The money would cover police for crowd control, sanitation, emergency medical personnel, and related services.

That's the equivalent of trading in "dem golden slippers" for silver ones. Not bad, given the economic circumstances.

And while the city's offer was under consideration at a meeting Wednesday night, U.S. Rep. Bob Brady (D., Pa.) stopped by and promised to raise $50,000 for the Mummers' share of the expenses or contribute the funds himself, according to Mummers attorney George Badey.

True, the Mummers will forego $350,000 that the city usually puts up as prize money for the Comic, Fancy, String Band and Fancy Brigade Divisions.

That's tough, because a mere feather in the cap for a club's win - as if they don't have enough of those - won't cover the costs of costumes and other necessities as prize money would.

But winners' purses have never been enough to supplement a club's expenses, which can include paying $30,000 to $80,000 to costume a 64-piece band.

In addition, the Broad Street strutters will have to figure out how to take on the entire cost of the 2010 parade. Fund-raising will be a daunting task for all in 2009, but this will be a good opportunity for supporters and friends to show the depth of their allegiance to the Mummers.

The debate over paying for the parade has also presented an opportunity to look at other aspects that are ripe for reform.

For one, the eight-hour running time. After last year's half-day marathon - including a three-hour rain delay - the city is limiting the parade to 61/2 hours this time.

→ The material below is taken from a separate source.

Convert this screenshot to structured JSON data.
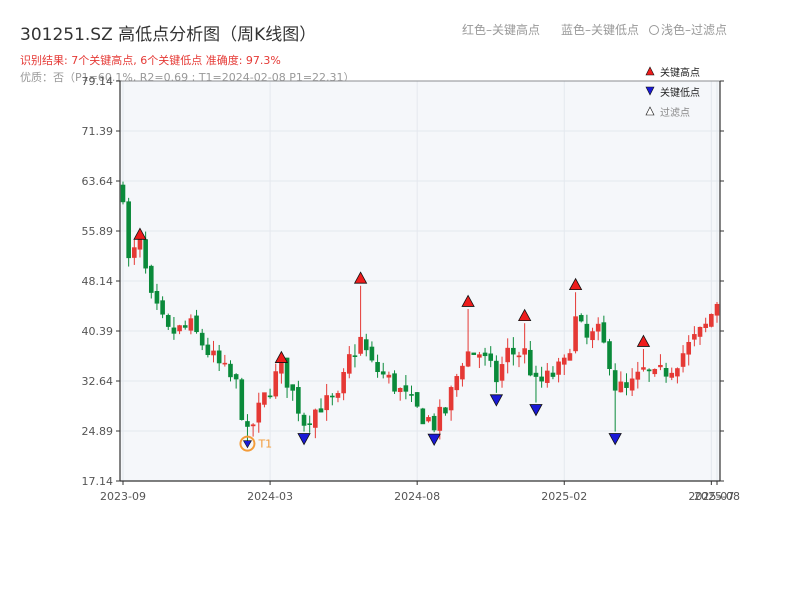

But is even that much time necessary?

To be fair, the city should be celebrating the fact that it has hundreds of citizens willing to participate in a community event - and thousands more ready to watch - for eight hours or more.

And the city should be grateful for the untold amount of volunteer time that goes into preparing for this uniquely Philadelphia event.

However, an overlong parade just provides more time for an irresponsible few to give a black eye to the city and to the majority of Mummers, whose talent and dedication to their tradition is evident in their dazzling costumes, their elaborate sets, and their disciplined performances.

No doubt there will be complaints about the city breaking its long-standing tradition of support for the Mummers parade. Keep in mind, though, that Fancy Dress and Comic Brigades were strutting and strumming up Broad for almost 30 years before the city sponsored its first Mummers parade on Jan. 1, 1901.

In fact, the revelry, joyous noise-making and community celebrating of Mummery dates to colonial times - and William Penn certainly wasn't shelling out shillings for that.